- 25. Waters RL, Lunsford BR, Perry J, Byrd R (1988) Energy speed relationship of walking—standard tables. J Orthop Res 6:215–222.
- 26. Sutherland DH, Olshen R, Cooper L, Wyatt M, Leach J, et al. (1981) The pathomechanics of gait in Duchenne muscular dystrophy. Dev Med Child Neurol 23:3–22.
- 27. Hsu J, Furumasu J (1993) Gait and posture changes in the Duchenne muscular dystrophy child. Clin Orthop Relat Res 288:122–125.
- 28. D'Angelo MG1, Berti M, Piccinini L, Romei M, Guglieri M, et al. (2009) Gait pattern in Duchenne muscular dystrophy. Gait Posture 29:36–41.
- 29. Sienko Thomas S, Buckon CE, Nicorici A, Bagley A, McDonald CM, et al. (2010) Classification of the gait patterns of boys with Duchenne muscular dystrophy and their relationship to function. J Child Neurol 25(9):1103–1109.

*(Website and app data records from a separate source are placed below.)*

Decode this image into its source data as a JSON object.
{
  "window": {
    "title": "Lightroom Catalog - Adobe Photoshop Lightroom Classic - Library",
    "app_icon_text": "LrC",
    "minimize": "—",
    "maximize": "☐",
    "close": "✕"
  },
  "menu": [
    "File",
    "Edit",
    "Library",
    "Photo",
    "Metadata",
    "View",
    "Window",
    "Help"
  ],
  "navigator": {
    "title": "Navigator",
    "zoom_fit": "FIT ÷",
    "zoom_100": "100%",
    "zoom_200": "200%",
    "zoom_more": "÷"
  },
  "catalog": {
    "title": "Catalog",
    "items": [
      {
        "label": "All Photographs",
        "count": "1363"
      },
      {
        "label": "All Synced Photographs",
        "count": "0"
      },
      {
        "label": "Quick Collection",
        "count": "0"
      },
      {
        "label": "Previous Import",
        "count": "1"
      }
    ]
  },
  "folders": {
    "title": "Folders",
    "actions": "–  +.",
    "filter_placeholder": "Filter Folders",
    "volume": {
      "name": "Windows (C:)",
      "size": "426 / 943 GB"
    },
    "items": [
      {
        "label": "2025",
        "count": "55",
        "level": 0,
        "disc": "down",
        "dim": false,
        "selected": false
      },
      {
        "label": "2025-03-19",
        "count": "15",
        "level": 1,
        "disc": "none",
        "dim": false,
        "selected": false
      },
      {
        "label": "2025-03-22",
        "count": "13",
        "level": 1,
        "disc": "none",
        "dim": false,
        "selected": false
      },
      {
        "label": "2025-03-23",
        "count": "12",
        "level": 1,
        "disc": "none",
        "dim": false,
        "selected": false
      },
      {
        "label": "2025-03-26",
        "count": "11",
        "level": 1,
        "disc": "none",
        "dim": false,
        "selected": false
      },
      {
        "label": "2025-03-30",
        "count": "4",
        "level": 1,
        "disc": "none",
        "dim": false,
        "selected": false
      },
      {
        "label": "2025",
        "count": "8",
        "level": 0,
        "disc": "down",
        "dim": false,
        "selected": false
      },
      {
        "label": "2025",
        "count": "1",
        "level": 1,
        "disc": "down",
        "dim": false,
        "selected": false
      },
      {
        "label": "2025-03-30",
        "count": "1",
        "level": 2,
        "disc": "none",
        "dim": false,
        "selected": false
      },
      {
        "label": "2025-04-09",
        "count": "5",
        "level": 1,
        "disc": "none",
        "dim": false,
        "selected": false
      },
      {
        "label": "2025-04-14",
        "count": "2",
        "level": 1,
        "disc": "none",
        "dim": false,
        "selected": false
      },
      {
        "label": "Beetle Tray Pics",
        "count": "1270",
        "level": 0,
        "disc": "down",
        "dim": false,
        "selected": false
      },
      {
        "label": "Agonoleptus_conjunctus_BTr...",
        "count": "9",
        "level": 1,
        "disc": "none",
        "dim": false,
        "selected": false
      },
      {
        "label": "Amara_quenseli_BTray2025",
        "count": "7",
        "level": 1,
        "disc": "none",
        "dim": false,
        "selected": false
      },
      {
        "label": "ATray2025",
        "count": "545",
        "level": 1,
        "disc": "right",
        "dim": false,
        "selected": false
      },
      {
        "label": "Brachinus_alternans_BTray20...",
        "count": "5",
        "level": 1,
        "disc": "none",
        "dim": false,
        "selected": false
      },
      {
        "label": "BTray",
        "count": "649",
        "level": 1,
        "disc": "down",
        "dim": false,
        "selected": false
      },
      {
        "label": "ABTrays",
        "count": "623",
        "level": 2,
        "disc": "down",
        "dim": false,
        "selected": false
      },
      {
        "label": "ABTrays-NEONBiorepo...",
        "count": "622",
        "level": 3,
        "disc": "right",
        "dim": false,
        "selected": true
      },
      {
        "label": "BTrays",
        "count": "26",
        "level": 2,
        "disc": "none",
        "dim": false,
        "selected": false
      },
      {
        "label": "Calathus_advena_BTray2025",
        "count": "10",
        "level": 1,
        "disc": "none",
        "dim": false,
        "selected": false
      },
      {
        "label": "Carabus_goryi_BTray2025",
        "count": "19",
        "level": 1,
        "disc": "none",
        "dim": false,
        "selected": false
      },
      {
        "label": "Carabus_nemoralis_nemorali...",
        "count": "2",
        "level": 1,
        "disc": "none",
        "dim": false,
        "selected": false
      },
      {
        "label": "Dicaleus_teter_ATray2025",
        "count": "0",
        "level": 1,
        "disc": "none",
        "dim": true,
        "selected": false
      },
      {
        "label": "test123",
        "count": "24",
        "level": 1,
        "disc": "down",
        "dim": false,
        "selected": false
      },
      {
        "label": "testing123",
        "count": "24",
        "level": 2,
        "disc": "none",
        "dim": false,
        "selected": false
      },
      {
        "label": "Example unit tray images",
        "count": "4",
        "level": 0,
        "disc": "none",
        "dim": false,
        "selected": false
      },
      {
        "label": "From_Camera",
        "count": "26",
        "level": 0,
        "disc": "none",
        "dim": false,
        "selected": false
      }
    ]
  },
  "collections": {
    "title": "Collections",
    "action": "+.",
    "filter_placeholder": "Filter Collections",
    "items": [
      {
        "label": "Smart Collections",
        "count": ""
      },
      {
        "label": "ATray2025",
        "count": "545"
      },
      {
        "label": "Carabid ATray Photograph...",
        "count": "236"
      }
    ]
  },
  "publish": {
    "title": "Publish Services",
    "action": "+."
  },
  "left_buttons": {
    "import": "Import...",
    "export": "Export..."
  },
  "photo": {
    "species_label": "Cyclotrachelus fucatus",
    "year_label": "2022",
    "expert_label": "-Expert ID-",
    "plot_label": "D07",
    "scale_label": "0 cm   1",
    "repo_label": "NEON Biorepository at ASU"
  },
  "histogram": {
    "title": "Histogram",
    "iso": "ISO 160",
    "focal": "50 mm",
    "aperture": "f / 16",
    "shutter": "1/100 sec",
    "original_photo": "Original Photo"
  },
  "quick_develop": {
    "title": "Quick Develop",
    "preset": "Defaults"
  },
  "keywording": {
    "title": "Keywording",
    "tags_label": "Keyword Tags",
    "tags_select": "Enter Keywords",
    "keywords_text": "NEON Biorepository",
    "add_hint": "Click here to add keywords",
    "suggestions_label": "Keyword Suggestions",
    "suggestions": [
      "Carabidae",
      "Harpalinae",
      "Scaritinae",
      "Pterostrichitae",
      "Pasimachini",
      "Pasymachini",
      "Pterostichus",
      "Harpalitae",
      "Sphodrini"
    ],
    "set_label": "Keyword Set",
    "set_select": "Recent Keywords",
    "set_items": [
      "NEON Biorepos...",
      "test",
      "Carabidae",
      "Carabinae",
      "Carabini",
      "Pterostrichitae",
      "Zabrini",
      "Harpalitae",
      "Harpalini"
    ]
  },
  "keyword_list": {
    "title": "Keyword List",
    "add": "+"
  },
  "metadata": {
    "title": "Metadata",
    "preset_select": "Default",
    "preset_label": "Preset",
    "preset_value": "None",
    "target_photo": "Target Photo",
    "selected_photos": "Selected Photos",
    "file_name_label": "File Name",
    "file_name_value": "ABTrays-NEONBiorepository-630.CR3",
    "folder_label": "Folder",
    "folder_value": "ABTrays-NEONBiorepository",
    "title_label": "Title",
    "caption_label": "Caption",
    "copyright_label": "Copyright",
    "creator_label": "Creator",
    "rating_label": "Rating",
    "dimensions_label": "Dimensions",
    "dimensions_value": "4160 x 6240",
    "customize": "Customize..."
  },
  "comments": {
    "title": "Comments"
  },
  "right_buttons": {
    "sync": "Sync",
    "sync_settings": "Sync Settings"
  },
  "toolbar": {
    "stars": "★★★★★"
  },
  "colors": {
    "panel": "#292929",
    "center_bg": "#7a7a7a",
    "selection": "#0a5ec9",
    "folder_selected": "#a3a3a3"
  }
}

- 30. European Medicines Agency (2013) Guideline on the clinical investigation of medicinal products for the treatment of Duchenne and Becker muscular dystrophy (draft). London: European Medicines Agency.
- 31. McDonald CM, Henricson EK, Abresch RT, Florence JM, Eagle M, et al. (2013) The 6-minute walk test and other endpoints in Duchenne muscular dystrophy: longitudinal natural history observations over 48 weeks from a multicenter study. Muscle Nerve 48(3):343–356.